One bill comes from Senator Al Franken, a Democrat from Minnesota. Franken’s bill targets so-called “stalking” apps that abusers exploit to track the locations of victims. Franken’s bill would also require companies to obtain permission from consumers before they collected location data from them, as well as permission to share that data with third parties.

“My common sense bill will help a whole range of people affected by cyberstalking, including survivors of domestic violence, and it would finally outlaw unconscionable—but perfectly legal—smartphone apps that allow abusers to secretly track their victims,” Franken said in a news release this week. “My legislation doesn’t just protect victims of stalking, it would also give consumers more control over their very sensitive location data, allowing them to decide which companies can collect and share their location.”

Senator Ron Wyden, a Democrat from Oregon, also used the news of the Supreme Court decision to spotlight his GPS Act, which he has co-sponsored with Republican Congressman Jason Chaffetz. The bill would clarify how law enforcement agencies can use data without a warrant.

“It’s clear the courts won’t resolve this question any time soon, so Congress needs to step up and make sure that Americans’ cell phones aren’t being used as warrantless government GPS trackers,” Wyden said in a news release. “There shouldn’t be any question: The government needs to get a warrant whenever it wants to track Americans electronically, be it by phone, Stingray, or any other device.”
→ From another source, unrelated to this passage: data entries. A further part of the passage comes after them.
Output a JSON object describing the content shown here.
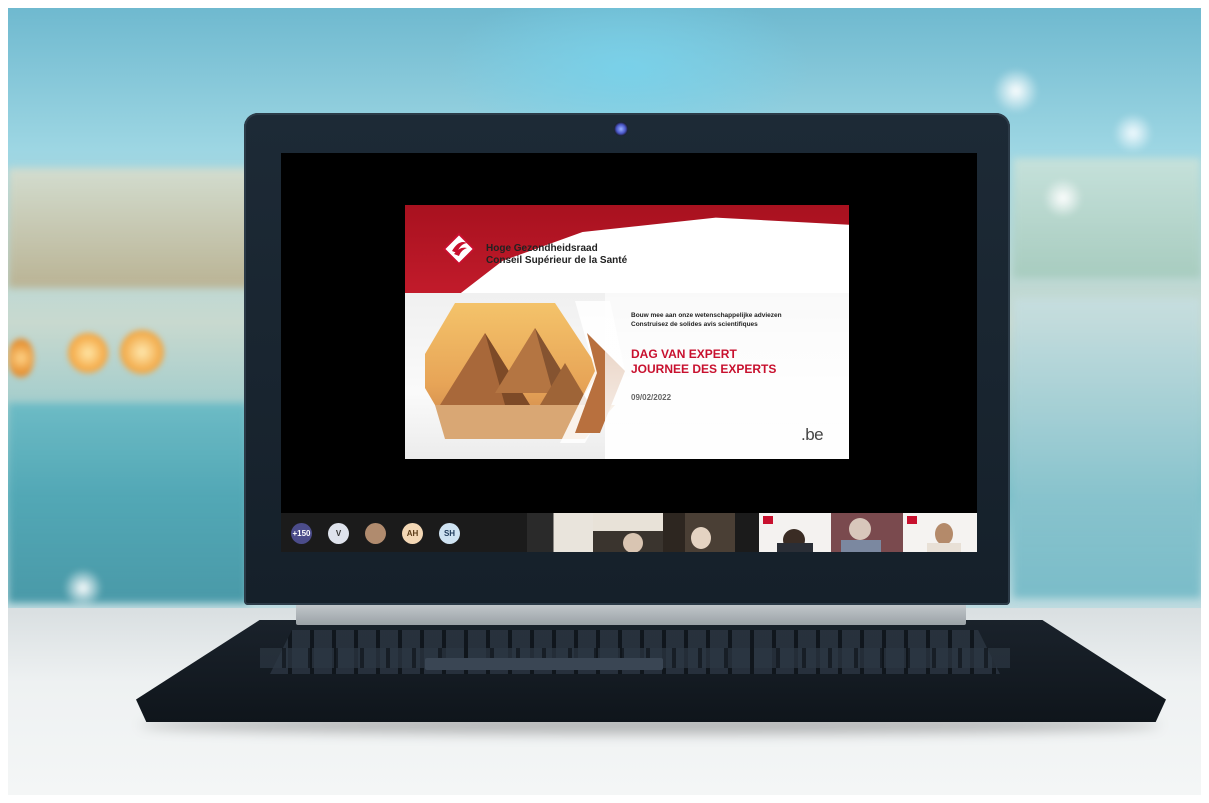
{
  "slide": {
    "org_line1": "Hoge Gezondheidsraad",
    "org_line2": "Conseil Supérieur de la Santé",
    "subtitle_nl": "Bouw mee aan onze wetenschappelijke adviezen",
    "subtitle_fr": "Construisez de solides avis scientifiques",
    "heading_nl": "DAG VAN EXPERT",
    "heading_fr": "JOURNEE DES EXPERTS",
    "date": "09/02/2022",
    "domain_mark": ".be",
    "accent_color": "#c8102e"
  },
  "meeting_bar": {
    "participants": [
      {
        "label": "+150",
        "bg": "#4b4c8a",
        "fg": "#ffffff"
      },
      {
        "label": "V",
        "bg": "#dfe3ec",
        "fg": "#333333"
      },
      {
        "label": "",
        "bg": "#b08b6e",
        "fg": "#ffffff"
      },
      {
        "label": "AH",
        "bg": "#f3d7b5",
        "fg": "#5a3b16"
      },
      {
        "label": "SH",
        "bg": "#cfe3f2",
        "fg": "#1e3a5a"
      }
    ],
    "video_tiles": 6
  }
}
In addition to the senators’ bills, a group of lawmakers on the House Oversight Committee sent a letter demanding that federal agencies disclose how they use Stingray technology. Stingray devices act like cell phone towers and then allow law enforcement to collect information transmitted from mobile phones without warrants. Though the Department of Justice and Department of Homeland Security have reformed their Stingray practices and now require warrants in many instances, other federal agencies have not. Local law enforcement also uses the technology, often without warrants depending on local jurisdictions’ policies.
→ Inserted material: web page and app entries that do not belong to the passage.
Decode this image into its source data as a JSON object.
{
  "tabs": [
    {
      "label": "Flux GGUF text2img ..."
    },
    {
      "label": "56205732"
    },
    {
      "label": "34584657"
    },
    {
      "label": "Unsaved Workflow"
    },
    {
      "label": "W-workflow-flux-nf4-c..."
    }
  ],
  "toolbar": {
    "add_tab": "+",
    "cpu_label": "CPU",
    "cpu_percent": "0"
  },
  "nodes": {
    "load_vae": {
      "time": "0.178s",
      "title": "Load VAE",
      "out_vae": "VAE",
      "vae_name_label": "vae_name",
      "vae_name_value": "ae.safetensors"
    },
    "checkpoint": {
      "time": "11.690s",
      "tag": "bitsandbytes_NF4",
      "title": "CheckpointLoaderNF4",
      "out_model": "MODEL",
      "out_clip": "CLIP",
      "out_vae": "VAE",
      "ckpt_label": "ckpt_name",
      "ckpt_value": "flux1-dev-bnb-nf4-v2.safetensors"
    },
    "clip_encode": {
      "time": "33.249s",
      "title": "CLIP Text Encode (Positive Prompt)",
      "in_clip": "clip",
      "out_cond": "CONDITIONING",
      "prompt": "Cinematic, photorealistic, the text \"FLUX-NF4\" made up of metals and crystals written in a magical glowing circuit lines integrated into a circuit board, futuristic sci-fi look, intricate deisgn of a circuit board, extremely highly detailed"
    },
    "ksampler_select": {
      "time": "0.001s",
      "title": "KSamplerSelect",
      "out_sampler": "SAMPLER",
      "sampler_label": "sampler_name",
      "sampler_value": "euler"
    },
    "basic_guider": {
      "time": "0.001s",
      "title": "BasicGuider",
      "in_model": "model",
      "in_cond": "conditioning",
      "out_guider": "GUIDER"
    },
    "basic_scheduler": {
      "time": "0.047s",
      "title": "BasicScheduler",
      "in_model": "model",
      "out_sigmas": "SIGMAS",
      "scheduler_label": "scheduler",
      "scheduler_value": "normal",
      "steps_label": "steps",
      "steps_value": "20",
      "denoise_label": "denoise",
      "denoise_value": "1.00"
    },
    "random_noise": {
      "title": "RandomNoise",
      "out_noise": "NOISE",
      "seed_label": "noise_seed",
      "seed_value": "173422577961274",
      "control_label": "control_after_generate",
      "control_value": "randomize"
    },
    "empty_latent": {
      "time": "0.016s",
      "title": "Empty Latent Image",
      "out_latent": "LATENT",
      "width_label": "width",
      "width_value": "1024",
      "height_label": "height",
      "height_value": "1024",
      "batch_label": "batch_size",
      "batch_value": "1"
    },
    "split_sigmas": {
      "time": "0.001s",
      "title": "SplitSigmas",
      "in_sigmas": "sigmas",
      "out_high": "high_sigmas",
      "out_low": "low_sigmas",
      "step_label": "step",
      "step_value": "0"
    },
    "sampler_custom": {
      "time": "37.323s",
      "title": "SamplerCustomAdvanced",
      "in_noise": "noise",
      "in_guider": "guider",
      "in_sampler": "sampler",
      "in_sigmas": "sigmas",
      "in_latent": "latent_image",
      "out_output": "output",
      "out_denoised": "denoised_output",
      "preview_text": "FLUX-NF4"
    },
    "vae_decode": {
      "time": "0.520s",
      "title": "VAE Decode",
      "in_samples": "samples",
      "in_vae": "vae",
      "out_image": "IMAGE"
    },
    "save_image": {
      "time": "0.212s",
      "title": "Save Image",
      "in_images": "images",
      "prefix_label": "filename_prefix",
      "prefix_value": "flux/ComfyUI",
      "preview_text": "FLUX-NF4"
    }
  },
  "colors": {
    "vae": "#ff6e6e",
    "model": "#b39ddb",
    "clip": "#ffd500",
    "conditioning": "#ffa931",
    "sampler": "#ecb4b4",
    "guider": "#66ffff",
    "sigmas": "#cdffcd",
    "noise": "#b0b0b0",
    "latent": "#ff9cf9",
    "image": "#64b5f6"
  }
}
The lawmakers sent letters to 24 agencies, even the National Science Foundation. They likely sent the letter to a comprehensive list because of reports that many government agencies are exploring uses for Stingray technology. The Guardian recently exposed the IRS as possessing the technology. 

“As it was with DOJ and DHS before those agencies issued department-wide policies governing use of the devices, the Committee is concerned that other federal agencies may be governed by a patchwork of policies,” the committee wrote. “Those policies may permit the use of cell-site simulator devices through a lower standard than a search warrant obtained after a showing of probable cause.”
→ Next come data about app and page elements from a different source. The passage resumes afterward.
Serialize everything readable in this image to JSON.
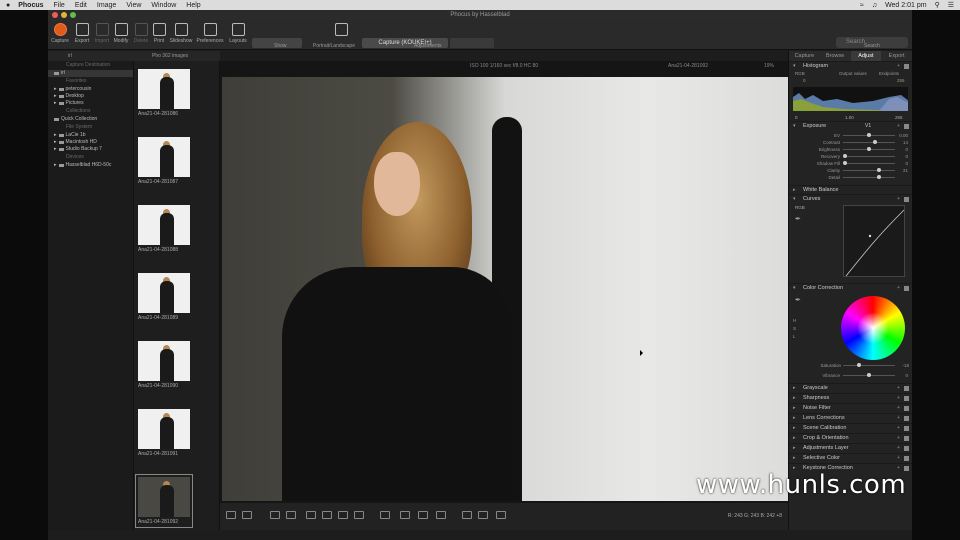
{
  "menubar": {
    "app": "Phocus",
    "items": [
      "File",
      "Edit",
      "Image",
      "View",
      "Window",
      "Help"
    ],
    "clock": "Wed 2:01 pm"
  },
  "window": {
    "title": "Phocus by Hasselblad"
  },
  "toolbar": {
    "buttons": [
      "Capture",
      "Export",
      "Import",
      "Modify",
      "Delete",
      "Print",
      "Slideshow",
      "Preferences",
      "Layouts"
    ],
    "show_label": "Show",
    "portrait_label": "Portrait/Landscape",
    "capture_select": "Capture (KOUKEI+)",
    "adjustments_label": "Adjustments",
    "search_placeholder": "Search",
    "search_label": "Search"
  },
  "browser_header": {
    "images": "Pho 362 images",
    "path": "irl"
  },
  "left_panel": {
    "capture_destination": "Capture Destination",
    "destination_item": "irl",
    "favorites_header": "Favorites",
    "favorites": [
      "petercousin",
      "Desktop",
      "Pictures"
    ],
    "collections_header": "Collections",
    "collections": [
      "Quick Collection"
    ],
    "filesystem_header": "File System",
    "filesystem": [
      "LaCie 1b",
      "Macintosh HD",
      "Studio Backup 7"
    ],
    "devices_header": "Devices",
    "devices": [
      "Hasselblad H6D-50c"
    ]
  },
  "thumbnails": [
    {
      "name": "Ana21-04-281086"
    },
    {
      "name": "Ana21-04-281087"
    },
    {
      "name": "Ana21-04-281088"
    },
    {
      "name": "Ana21-04-281089"
    },
    {
      "name": "Ana21-04-281090"
    },
    {
      "name": "Ana21-04-281091"
    },
    {
      "name": "Ana21-04-281092"
    }
  ],
  "viewer": {
    "exif": "ISO 100   1/160 sec   f/8.0   HC 80",
    "filename": "Ana21-04-281092",
    "zoom": "19%",
    "rgb_readout": "R: 243   G: 243   B: 242   +8"
  },
  "right_panel": {
    "tabs": [
      "Capture",
      "Browse",
      "Adjust",
      "Export"
    ],
    "active_tab": "Adjust",
    "histogram": {
      "title": "Histogram",
      "channel": "RGB",
      "output_values": "Output values",
      "endpoints": "Endpoints",
      "low": "0",
      "high": "255",
      "mid": "1.00",
      "low2": "0",
      "high2": "255"
    },
    "exposure": {
      "title": "Exposure",
      "preset": "V1",
      "sliders": [
        {
          "label": "EV",
          "value": "0.00",
          "pos": 0.5
        },
        {
          "label": "Contrast",
          "value": "14",
          "pos": 0.62
        },
        {
          "label": "Brightness",
          "value": "0",
          "pos": 0.5
        },
        {
          "label": "Recovery",
          "value": "0",
          "pos": 0.0
        },
        {
          "label": "Shadow Fill",
          "value": "0",
          "pos": 0.0
        },
        {
          "label": "Clarity",
          "value": "21",
          "pos": 0.7
        },
        {
          "label": "Detail",
          "value": "",
          "pos": 0.7
        }
      ]
    },
    "white_balance": "White Balance",
    "curves": {
      "title": "Curves",
      "channel": "RGB"
    },
    "color_correction": {
      "title": "Color Correction",
      "h": "H",
      "s": "S",
      "l": "L",
      "saturation_label": "Saturation",
      "saturation_value": "-18",
      "vibrance_label": "Vibrance",
      "vibrance_value": "0"
    },
    "tools": [
      "Grayscale",
      "Sharpness",
      "Noise Filter",
      "Lens Corrections",
      "Scene Calibration",
      "Crop & Orientation",
      "Adjustments Layer",
      "Selective Color",
      "Keystone Correction"
    ]
  },
  "watermark": "www.hunls.com"
}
The Supreme Court passing on this issue means cell phone tracking reform now is volleyed to Congress, where it will have to maneuver through mounting gridlock. Though this week’s Supreme Court decision prompted more calls for action in Congress, it’s unlikely it will be tackled in a meaningful way until next year.